- ‘We were alone. We tried to show it in some universities but unfortunately there also the faculty was hand in glove with a lot of anti-national activities and they also rejected our film. Then some students said we want to show this film outside on the street. On 18th March, in JNU, some five thousand students watched this film sitting on the ground, on the street actually, on trees, on terraces and on rooftops. Since then we have not stopped for a moment. This is the first time in the history of world cinema that a film has been shown to so many students and people before the release. Does any manufacturer go out sampling his product, free, before the formal launch of the product? People are generally scared…What happens if my film gets badmouthed, what if people criticize it on social media, then I am doomed. The biggest of the stars will never do that. Second thing, any filmmaker worth his salt will never allow his film to be screened in halls, auditoriums, in amphitheatres, outdoors on streets with thousands of mobile phones ready for piracy.
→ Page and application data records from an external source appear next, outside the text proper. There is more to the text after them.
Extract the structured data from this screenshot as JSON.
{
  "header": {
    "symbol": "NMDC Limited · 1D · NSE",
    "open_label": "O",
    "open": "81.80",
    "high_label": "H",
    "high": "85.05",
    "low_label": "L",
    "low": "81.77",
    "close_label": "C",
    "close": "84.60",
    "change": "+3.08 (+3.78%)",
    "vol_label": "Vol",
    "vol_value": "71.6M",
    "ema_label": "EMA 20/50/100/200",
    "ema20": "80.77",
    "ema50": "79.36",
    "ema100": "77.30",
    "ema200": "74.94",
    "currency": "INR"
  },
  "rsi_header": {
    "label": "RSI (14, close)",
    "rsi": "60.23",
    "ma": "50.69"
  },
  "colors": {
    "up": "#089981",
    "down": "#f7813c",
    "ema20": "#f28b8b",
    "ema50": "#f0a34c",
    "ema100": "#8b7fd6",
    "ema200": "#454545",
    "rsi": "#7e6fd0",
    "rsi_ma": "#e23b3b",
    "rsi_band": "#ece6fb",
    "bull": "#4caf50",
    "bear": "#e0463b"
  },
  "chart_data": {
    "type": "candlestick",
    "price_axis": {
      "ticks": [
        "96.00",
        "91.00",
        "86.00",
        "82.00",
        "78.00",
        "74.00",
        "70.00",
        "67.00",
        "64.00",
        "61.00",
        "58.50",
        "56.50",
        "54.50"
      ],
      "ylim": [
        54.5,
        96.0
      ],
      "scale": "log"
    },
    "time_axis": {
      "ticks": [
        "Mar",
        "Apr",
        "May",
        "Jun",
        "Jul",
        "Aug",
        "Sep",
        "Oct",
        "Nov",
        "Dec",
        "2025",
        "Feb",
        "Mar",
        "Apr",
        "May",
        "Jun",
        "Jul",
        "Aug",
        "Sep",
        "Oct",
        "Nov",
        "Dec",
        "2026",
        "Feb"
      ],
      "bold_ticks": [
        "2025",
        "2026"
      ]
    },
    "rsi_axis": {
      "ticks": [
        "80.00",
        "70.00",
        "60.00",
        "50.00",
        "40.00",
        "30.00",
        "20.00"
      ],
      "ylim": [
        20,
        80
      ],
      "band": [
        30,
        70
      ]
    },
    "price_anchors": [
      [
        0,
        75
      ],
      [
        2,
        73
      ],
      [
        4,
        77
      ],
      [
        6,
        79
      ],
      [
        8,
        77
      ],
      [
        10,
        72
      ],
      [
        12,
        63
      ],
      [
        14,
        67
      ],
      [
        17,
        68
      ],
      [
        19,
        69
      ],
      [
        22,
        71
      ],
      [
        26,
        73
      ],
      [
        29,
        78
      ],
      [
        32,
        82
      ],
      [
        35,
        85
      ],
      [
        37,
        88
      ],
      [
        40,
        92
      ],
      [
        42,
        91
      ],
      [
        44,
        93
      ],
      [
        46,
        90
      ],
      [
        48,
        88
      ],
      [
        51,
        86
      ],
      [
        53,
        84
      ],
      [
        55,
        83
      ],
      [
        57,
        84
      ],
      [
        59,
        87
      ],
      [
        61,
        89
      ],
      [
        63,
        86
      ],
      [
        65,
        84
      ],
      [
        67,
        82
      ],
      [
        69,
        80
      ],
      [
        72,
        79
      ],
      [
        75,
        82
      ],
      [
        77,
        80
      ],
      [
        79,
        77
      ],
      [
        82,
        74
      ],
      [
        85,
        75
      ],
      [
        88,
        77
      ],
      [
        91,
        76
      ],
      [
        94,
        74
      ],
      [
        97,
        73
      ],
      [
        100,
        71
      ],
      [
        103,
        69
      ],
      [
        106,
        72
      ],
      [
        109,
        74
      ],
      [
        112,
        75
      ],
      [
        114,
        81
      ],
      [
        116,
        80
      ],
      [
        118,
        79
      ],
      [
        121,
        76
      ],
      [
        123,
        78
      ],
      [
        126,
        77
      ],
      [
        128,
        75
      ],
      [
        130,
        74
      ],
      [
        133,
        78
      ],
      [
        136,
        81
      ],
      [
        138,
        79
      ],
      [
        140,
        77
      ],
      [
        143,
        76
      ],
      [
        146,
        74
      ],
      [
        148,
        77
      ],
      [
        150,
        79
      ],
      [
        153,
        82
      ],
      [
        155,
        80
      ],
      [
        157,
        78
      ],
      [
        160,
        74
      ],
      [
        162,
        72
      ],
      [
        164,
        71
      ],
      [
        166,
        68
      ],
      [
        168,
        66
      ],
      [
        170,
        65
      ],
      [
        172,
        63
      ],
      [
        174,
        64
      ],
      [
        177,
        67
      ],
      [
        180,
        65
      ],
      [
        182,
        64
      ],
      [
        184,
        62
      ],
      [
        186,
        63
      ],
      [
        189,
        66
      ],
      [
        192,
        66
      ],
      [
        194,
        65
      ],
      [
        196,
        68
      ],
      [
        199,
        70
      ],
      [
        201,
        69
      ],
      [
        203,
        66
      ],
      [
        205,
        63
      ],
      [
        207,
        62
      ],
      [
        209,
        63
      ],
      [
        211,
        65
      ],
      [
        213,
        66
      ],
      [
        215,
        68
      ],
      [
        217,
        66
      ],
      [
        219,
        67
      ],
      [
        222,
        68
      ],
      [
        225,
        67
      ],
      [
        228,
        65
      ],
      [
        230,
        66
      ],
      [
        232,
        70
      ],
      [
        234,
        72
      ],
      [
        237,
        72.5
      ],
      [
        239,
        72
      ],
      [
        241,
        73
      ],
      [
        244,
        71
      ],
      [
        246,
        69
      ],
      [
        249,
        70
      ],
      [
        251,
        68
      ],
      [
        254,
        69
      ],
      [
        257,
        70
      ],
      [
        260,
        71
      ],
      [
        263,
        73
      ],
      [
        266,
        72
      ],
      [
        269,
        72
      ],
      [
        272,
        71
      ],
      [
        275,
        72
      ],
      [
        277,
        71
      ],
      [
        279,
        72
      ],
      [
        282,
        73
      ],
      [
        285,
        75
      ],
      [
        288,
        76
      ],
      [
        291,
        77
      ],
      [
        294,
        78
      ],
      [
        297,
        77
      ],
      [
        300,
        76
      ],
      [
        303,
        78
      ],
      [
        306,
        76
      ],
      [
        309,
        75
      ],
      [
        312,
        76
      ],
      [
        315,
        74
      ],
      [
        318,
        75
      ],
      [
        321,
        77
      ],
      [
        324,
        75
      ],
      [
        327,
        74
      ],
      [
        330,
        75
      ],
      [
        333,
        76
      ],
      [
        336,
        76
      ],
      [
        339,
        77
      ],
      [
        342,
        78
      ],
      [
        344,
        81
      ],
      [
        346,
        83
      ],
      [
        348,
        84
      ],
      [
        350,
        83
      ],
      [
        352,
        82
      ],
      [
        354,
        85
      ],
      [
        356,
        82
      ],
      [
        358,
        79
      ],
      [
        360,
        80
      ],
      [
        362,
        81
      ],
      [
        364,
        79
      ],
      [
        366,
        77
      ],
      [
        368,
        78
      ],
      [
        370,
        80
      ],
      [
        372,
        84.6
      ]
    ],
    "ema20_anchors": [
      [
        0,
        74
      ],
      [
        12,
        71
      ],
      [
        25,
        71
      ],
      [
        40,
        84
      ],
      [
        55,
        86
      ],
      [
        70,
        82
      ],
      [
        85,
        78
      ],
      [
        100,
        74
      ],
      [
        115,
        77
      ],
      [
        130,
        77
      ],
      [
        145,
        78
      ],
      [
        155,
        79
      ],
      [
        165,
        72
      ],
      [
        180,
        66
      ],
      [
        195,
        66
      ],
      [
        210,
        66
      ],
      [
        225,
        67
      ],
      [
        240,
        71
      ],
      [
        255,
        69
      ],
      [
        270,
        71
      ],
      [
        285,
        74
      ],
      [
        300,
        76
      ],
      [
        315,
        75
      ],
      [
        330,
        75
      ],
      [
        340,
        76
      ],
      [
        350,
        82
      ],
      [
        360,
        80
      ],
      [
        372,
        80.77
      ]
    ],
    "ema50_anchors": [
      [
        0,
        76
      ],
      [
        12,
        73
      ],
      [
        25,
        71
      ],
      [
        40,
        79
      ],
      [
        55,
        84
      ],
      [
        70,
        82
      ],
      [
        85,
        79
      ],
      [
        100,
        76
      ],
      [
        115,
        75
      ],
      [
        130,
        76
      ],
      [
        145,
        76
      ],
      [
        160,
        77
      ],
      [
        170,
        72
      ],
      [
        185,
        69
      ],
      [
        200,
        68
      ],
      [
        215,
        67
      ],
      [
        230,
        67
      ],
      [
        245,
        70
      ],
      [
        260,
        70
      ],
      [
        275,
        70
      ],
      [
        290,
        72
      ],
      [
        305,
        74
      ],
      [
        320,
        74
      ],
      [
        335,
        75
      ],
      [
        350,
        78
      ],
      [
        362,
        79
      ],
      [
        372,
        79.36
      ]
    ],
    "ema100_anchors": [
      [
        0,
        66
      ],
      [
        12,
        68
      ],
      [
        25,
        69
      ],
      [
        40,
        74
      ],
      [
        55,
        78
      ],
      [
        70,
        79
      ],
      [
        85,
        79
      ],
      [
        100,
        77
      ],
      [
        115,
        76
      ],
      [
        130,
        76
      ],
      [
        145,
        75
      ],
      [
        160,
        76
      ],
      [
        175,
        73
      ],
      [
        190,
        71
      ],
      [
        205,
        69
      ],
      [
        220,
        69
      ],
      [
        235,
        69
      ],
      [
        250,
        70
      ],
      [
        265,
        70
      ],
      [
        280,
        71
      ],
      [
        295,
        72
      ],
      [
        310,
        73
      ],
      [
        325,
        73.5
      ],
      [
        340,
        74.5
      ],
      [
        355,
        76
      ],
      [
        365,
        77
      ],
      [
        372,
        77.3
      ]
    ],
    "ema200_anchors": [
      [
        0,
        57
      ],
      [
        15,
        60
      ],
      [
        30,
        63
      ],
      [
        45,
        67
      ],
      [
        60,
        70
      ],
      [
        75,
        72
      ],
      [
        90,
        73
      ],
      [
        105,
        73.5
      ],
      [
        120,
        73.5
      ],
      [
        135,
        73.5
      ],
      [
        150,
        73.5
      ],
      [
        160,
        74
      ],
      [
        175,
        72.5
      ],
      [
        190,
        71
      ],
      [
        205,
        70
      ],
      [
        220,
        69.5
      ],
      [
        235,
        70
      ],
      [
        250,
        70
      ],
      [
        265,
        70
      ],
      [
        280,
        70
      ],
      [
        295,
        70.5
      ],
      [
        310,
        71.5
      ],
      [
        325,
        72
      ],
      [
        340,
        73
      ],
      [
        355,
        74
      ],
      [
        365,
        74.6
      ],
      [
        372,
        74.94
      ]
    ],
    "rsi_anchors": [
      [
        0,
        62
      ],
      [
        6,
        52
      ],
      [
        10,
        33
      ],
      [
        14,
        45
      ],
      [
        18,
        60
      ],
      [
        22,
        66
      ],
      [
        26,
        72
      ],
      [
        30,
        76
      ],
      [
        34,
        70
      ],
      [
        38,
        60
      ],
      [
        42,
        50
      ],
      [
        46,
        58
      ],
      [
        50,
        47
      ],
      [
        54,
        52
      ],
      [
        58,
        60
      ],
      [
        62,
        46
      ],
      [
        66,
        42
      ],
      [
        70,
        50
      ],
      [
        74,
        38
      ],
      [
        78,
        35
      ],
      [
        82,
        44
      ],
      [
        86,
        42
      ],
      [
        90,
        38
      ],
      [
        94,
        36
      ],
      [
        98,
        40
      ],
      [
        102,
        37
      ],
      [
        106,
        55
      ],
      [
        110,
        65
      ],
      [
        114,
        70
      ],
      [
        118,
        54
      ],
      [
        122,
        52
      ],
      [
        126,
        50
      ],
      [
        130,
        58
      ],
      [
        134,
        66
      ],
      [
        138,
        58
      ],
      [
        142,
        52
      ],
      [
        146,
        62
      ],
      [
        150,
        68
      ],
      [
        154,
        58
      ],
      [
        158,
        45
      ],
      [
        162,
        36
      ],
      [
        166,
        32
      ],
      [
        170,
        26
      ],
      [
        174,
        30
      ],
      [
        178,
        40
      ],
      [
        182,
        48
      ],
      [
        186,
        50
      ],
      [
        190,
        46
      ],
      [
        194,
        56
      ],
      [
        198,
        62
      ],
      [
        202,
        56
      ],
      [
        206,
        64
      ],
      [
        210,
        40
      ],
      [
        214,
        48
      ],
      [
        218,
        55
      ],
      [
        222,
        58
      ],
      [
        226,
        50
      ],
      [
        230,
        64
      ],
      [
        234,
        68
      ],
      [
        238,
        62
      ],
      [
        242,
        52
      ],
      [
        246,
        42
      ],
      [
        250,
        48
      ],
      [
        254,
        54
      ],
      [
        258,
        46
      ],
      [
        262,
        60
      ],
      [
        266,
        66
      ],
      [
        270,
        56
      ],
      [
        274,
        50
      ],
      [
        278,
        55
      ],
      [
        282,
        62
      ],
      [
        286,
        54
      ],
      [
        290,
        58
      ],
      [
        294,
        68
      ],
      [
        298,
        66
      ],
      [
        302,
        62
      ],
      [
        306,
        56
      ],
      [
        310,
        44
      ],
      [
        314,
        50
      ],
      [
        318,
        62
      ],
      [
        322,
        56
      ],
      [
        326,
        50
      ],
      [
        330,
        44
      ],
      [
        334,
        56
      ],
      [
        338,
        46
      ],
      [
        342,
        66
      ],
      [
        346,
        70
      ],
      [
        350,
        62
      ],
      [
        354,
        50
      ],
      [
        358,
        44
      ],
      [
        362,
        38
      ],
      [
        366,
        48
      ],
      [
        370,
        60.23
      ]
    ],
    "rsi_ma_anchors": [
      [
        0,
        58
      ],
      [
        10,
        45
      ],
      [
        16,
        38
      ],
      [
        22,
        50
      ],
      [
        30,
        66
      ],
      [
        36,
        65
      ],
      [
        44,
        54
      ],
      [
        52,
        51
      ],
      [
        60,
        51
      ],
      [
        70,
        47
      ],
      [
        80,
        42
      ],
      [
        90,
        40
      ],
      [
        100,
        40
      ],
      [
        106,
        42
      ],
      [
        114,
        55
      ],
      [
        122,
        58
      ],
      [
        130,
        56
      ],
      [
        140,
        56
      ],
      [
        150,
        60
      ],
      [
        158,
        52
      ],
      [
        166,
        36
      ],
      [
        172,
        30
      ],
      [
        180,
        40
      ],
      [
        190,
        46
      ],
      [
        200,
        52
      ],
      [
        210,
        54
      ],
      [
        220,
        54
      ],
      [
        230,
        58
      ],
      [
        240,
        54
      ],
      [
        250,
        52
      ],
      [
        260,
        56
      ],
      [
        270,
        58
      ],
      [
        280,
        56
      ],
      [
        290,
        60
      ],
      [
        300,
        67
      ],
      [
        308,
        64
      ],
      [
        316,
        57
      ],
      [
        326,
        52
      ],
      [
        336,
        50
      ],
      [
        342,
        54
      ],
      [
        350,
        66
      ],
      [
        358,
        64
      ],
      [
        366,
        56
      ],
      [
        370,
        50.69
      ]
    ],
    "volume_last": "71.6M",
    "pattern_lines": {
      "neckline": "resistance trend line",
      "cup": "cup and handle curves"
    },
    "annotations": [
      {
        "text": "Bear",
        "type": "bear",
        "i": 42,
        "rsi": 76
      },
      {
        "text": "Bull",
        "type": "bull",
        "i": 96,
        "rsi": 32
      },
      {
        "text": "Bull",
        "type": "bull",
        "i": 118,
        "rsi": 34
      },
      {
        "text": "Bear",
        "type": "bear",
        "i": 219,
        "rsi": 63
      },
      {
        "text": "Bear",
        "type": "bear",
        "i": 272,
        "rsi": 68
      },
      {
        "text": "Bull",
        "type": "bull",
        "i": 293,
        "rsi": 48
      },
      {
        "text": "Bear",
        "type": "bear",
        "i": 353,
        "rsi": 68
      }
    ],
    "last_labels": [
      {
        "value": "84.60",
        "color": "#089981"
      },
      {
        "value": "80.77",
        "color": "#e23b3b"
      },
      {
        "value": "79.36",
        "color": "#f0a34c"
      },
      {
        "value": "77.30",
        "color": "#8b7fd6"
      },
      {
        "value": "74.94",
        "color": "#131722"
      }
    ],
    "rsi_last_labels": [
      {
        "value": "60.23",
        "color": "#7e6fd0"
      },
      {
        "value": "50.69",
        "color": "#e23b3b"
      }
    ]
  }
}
We’ve had screenings with bad sound systems, we’ve shown it right on the wall of a university because there was a lot of wind and the screen was flying like a kite. We have shown this film in places where one channel had conked off.
- Why are we doing this? Why are we showing this film to whoever that invites us? In every institute, university? Because it’s not about the box office, trust me, I am not lying, the mathematics is not on our side. Even if every single person watches this film, this film cannot make the kind of money big films make. Then why are we doing this? The purpose to show this film is to make people realize, to make young students realize that the time has come to work in the direction of innovation. You have to work in a direction where this country can be an innovation hub of the world and that must happen now because we have a golden opportunity.
- The attempts to cancel our screenings have reached a figure where now I feel there is a conspiracy behind this pattern. Verbal attacks, ridicule, heckling, resistance, sabotage have been the attractions of this journey.
- Two Indias. One Revolution.